### [TO DO]
Your answer should be every line with the word "author", copied from the data below.

Recorded data:
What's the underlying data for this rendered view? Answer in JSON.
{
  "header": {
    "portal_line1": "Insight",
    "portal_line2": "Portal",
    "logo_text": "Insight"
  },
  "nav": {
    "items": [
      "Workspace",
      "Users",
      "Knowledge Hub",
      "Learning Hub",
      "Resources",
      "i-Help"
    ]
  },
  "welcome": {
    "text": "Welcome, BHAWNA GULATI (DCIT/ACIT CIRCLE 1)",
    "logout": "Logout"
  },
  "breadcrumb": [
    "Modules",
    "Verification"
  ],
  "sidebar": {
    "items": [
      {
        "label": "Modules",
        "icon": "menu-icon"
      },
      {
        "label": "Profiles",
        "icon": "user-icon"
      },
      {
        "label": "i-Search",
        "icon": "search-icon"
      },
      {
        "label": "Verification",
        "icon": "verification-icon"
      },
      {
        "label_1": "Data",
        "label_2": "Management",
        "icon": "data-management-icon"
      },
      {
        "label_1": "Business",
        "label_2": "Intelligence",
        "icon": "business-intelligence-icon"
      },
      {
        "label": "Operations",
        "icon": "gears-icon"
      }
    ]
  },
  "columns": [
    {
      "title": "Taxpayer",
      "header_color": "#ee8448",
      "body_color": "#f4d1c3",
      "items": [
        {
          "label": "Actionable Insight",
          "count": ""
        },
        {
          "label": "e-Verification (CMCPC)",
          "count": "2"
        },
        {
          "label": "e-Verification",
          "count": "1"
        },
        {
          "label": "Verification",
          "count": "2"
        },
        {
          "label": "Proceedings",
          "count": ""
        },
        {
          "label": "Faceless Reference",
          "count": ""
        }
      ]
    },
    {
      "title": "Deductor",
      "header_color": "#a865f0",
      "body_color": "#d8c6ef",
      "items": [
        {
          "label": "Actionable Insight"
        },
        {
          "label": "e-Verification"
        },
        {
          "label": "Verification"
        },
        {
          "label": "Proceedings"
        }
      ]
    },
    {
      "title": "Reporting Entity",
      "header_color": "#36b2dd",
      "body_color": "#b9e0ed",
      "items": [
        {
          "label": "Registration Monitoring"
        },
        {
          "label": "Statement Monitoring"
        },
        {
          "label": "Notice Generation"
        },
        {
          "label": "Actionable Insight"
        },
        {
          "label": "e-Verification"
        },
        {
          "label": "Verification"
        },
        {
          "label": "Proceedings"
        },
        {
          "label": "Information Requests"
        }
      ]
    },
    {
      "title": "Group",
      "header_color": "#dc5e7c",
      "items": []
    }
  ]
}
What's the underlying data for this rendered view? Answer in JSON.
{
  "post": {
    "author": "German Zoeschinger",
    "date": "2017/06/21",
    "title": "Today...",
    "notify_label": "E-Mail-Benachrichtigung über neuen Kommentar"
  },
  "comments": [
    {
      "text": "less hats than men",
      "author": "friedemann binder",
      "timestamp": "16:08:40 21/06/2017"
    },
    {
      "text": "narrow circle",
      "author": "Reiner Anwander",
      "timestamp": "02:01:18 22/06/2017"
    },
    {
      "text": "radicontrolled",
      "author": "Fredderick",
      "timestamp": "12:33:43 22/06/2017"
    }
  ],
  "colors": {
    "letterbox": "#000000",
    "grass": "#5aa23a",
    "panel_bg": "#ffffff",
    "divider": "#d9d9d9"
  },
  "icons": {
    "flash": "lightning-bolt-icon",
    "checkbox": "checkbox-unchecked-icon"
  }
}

### [SOLVED EXERCISE]
    "author": "German Zoeschinger",
      "author": "friedemann binder",
      "author": "Reiner Anwander",
      "author": "Fredderick",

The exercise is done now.